We make the assumption of average lines that stop more often as it is the case also in typical urban environments. This KTH study by Lukaszewicz and Andersson 2009 (https://www.kth.se/polopoly_fs/1.118554.1550156367!/Menu/general/column-content/attachment/GT%20Energy%20consumption%20slutl.pdf) gives out 78 Wh per passenger km for a train with max. 200 km/h and two stops and 50 Wh per passenger km for a high speed train ~ 250 km/h and no stops. So let us assume 70 Wh per passenger km for a train which is a generous assumption I guess given that typical urban transport usually stops much more often and technology world-wide is not as developed on average as in Sweden. 70 Wh is 252000 J or 252 kJ which again is 0.252 MJ per kilometre and per 100 km it makes 25.2 MJ. Given our 1600km Budapest to Leeds example above that would make 25.2 MJ/100km * 1600km i.e. roughly 400 MJ per passenger per that trip. That is 4.5 times more efficient already than going by plane and 7 times more efficient than by car on your own. And there is a bonus of course, many trains run on electricity already instead of fossil fuels meaning the energy is potentially clean. But let’s check the energy intensity for such a hypothetical train ride. In the Swedish study they talk about a ride from Stockholm to Gothenburg which is ~ 450 km. According to go euro ticket prices go from everything between 30 $ to 100 $. 30$ would be incredibly cheap compared for example to German prices for where I paid regularly 100 € for around 350 km back when I lived there. But with a customer card I think you can cut this down quite a bit to 50 € maybe. So let us assume for 450 km 50$ considering that in many other countries in the world train tickets are a lot cheaper (in India we went ~ 1000km for I guess 3000 rupees which is like 42 dollars only). Anyway, 50$ per 450 km makes ~ 180$ for 1600km (by taking 1600km/450km * 50 $). That gives an energy intensity of 400 MJ/180$ or 2.2 MJ/$ so like 6 times less than flying and maybe 10 times less than by car alone.

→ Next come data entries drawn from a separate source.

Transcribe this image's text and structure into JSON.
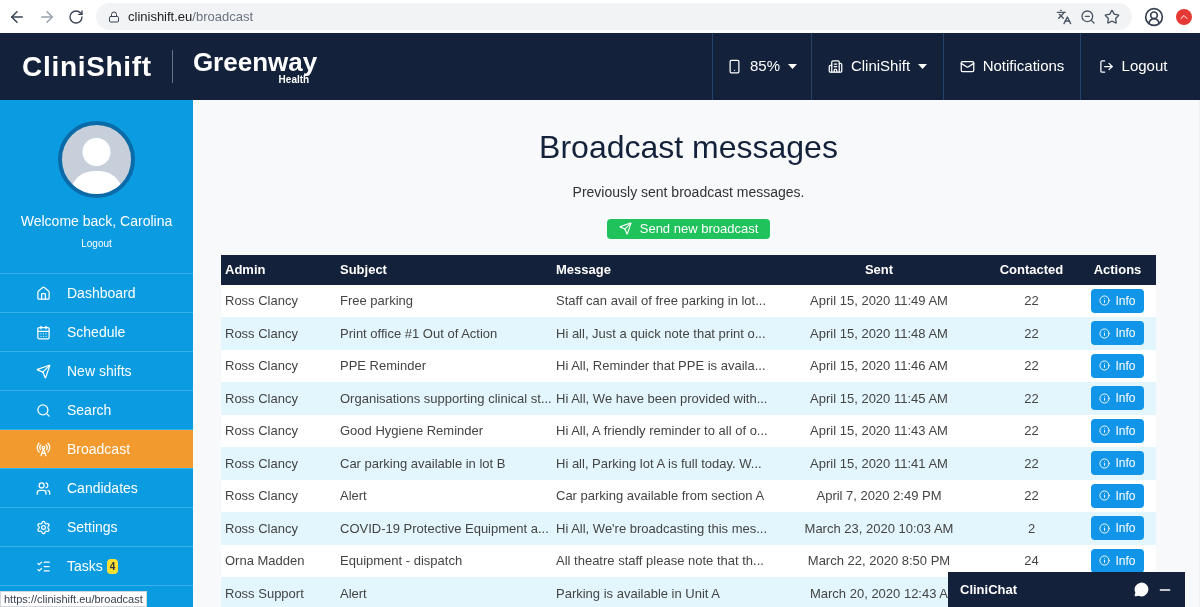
{
  "browser": {
    "url_host": "clinishift.eu",
    "url_path": "/broadcast"
  },
  "header": {
    "logo": "CliniShift",
    "partner_name": "Greenway",
    "partner_sub": "Health",
    "nav": [
      {
        "label": "85%",
        "caret": true
      },
      {
        "label": "CliniShift",
        "caret": true
      },
      {
        "label": "Notifications",
        "caret": false
      },
      {
        "label": "Logout",
        "caret": false
      }
    ]
  },
  "sidebar": {
    "welcome": "Welcome back, Carolina",
    "logout": "Logout",
    "items": [
      {
        "label": "Dashboard",
        "selected": false
      },
      {
        "label": "Schedule",
        "selected": false
      },
      {
        "label": "New shifts",
        "selected": false
      },
      {
        "label": "Search",
        "selected": false
      },
      {
        "label": "Broadcast",
        "selected": true
      },
      {
        "label": "Candidates",
        "selected": false
      },
      {
        "label": "Settings",
        "selected": false
      },
      {
        "label": "Tasks",
        "selected": false,
        "badge": "4"
      }
    ]
  },
  "main": {
    "title": "Broadcast messages",
    "subtitle": "Previously sent broadcast messages.",
    "send_button": "Send new broadcast"
  },
  "table": {
    "columns": [
      "Admin",
      "Subject",
      "Message",
      "Sent",
      "Contacted",
      "Actions"
    ],
    "rows": [
      {
        "admin": "Ross Clancy",
        "subject": "Free parking",
        "message": "Staff can avail of free parking in lot...",
        "sent": "April 15, 2020 11:49 AM",
        "contacted": "22",
        "action": "Info"
      },
      {
        "admin": "Ross Clancy",
        "subject": "Print office #1 Out of Action",
        "message": "Hi all, Just a quick note that print o...",
        "sent": "April 15, 2020 11:48 AM",
        "contacted": "22",
        "action": "Info"
      },
      {
        "admin": "Ross Clancy",
        "subject": "PPE Reminder",
        "message": "Hi All, Reminder that PPE is availa...",
        "sent": "April 15, 2020 11:46 AM",
        "contacted": "22",
        "action": "Info"
      },
      {
        "admin": "Ross Clancy",
        "subject": "Organisations supporting clinical st...",
        "message": "Hi All, We have been provided with...",
        "sent": "April 15, 2020 11:45 AM",
        "contacted": "22",
        "action": "Info"
      },
      {
        "admin": "Ross Clancy",
        "subject": "Good Hygiene Reminder",
        "message": "Hi All, A friendly reminder to all of o...",
        "sent": "April 15, 2020 11:43 AM",
        "contacted": "22",
        "action": "Info"
      },
      {
        "admin": "Ross Clancy",
        "subject": "Car parking available in lot B",
        "message": "Hi all, Parking lot A is full today. W...",
        "sent": "April 15, 2020 11:41 AM",
        "contacted": "22",
        "action": "Info"
      },
      {
        "admin": "Ross Clancy",
        "subject": "Alert",
        "message": "Car parking available from section A",
        "sent": "April 7, 2020 2:49 PM",
        "contacted": "22",
        "action": "Info"
      },
      {
        "admin": "Ross Clancy",
        "subject": "COVID-19 Protective Equipment a...",
        "message": "Hi All, We're broadcasting this mes...",
        "sent": "March 23, 2020 10:03 AM",
        "contacted": "2",
        "action": "Info"
      },
      {
        "admin": "Orna Madden",
        "subject": "Equipment - dispatch",
        "message": "All theatre staff please note that th...",
        "sent": "March 22, 2020 8:50 PM",
        "contacted": "24",
        "action": "Info"
      },
      {
        "admin": "Ross Support",
        "subject": "Alert",
        "message": "Parking is available in Unit A",
        "sent": "March 20, 2020 12:43 A"
      }
    ]
  },
  "chat": {
    "title": "CliniChat"
  },
  "status_url": "https://clinishift.eu/broadcast"
}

Find below a summary for the estimates in this post, find a summary of sources used either to check claims and calculations and let me know if you find based on other assumptions other numbers (They have to have the potential though to be better assumptions). I am open to revision. Also note that is a crude order of magnitude estimating and these numbers can vary a lot for specific regions or routes travelled.